Jan 11, 2017

Wow! Sierra Nevada snowpack doubles in 10 days

Sierra Nevada, California
Mark Gomez
The Mercury News

The biggest snowstorm to hit the Sierra Nevada in six years, which caused several road closures and avalanche warnings this week, has sent the overall snowpack level to a staggering 158 percent of normal.

The current storm, which resulted in a blizzard warning through 10 a.m. [January 11], helped the snowpack level to double in just more than a week. On Jan. 3, the snowpack was at 67 percent of normal.

Snowpack in the Sierra Nevada, which peaks on April 1, has finished below its annual average each of the past five years, according to Mike Anderson, a state climatologist with the Department of Water Resources. In 2015, a record-low snowpack of 5 percent of average was recorded.

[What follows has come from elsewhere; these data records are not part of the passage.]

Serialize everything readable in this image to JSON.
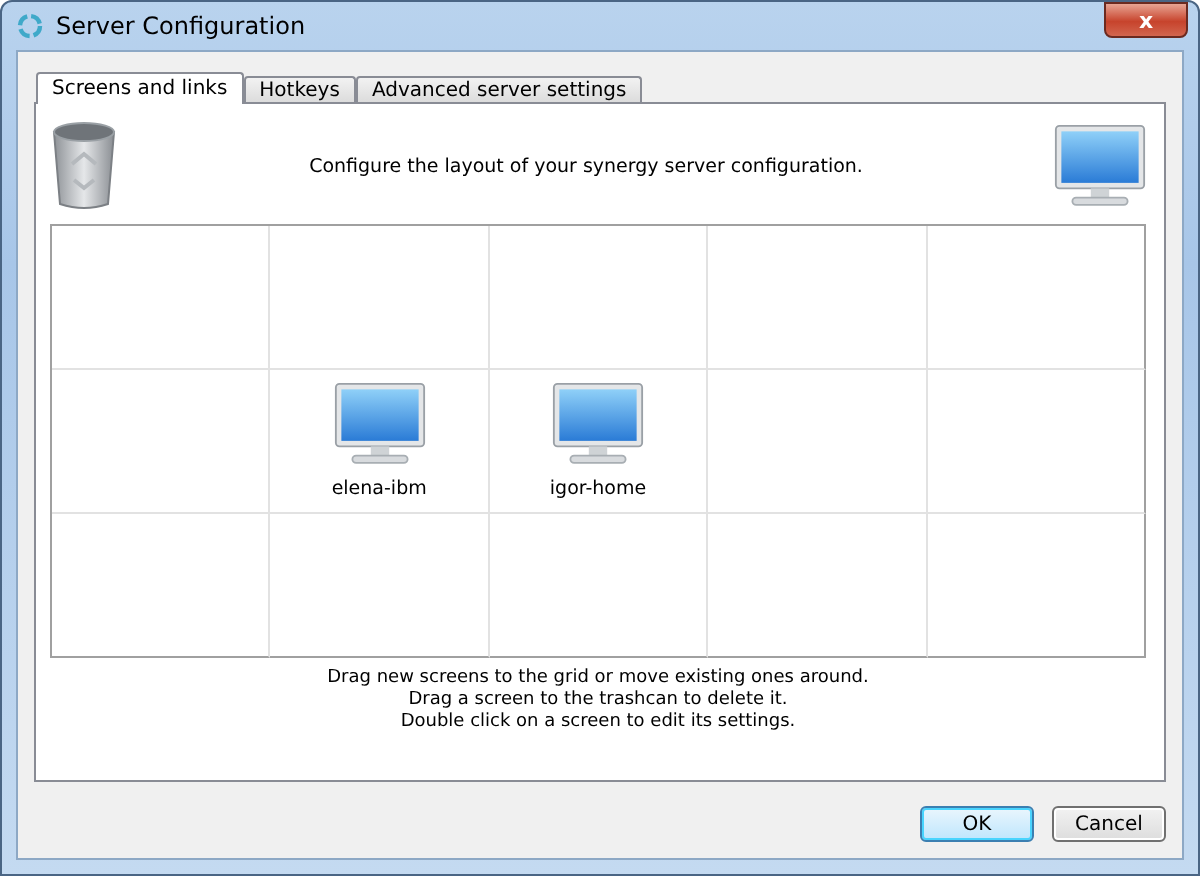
{
  "window": {
    "title": "Server Configuration",
    "close": "x"
  },
  "tabs": [
    {
      "label": "Screens and links",
      "selected": true
    },
    {
      "label": "Hotkeys",
      "selected": false
    },
    {
      "label": "Advanced server settings",
      "selected": false
    }
  ],
  "header": {
    "text": "Configure the layout of your synergy server configuration."
  },
  "grid": {
    "rows": [
      [
        {
          "kind": "empty"
        },
        {
          "kind": "empty"
        },
        {
          "kind": "empty"
        },
        {
          "kind": "empty"
        },
        {
          "kind": "empty"
        }
      ],
      [
        {
          "kind": "empty"
        },
        {
          "kind": "screen",
          "label": "elena-ibm"
        },
        {
          "kind": "screen",
          "label": "igor-home"
        },
        {
          "kind": "empty"
        },
        {
          "kind": "empty"
        }
      ],
      [
        {
          "kind": "empty"
        },
        {
          "kind": "empty"
        },
        {
          "kind": "empty"
        },
        {
          "kind": "empty"
        },
        {
          "kind": "empty"
        }
      ]
    ]
  },
  "hints": [
    "Drag new screens to the grid or move existing ones around.",
    "Drag a screen to the trashcan to delete it.",
    "Double click on a screen to edit its settings."
  ],
  "buttons": [
    {
      "label": "OK",
      "default": true
    },
    {
      "label": "Cancel",
      "default": false
    }
  ]
}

Sierra Nevada ski resorts are reporting massive 48-hour snow accumulations, including Kirkwood (almost 6 feet) and Squaw Valley (4.5 feet), according to the weather service.

“It’s definitely an extreme event that did have some benefit, with snowpack jumping up like this,” Anderson said. “If you look at where we finished the past five years, it’s pretty remarkable.”

The last time the Sierra Nevada was above its average for snowpack was 2011 when it finished at 171 percent of average, Anderson said. Snowfall in 2011 was boosted by “a lot of storms throughout the season,” Anderson said.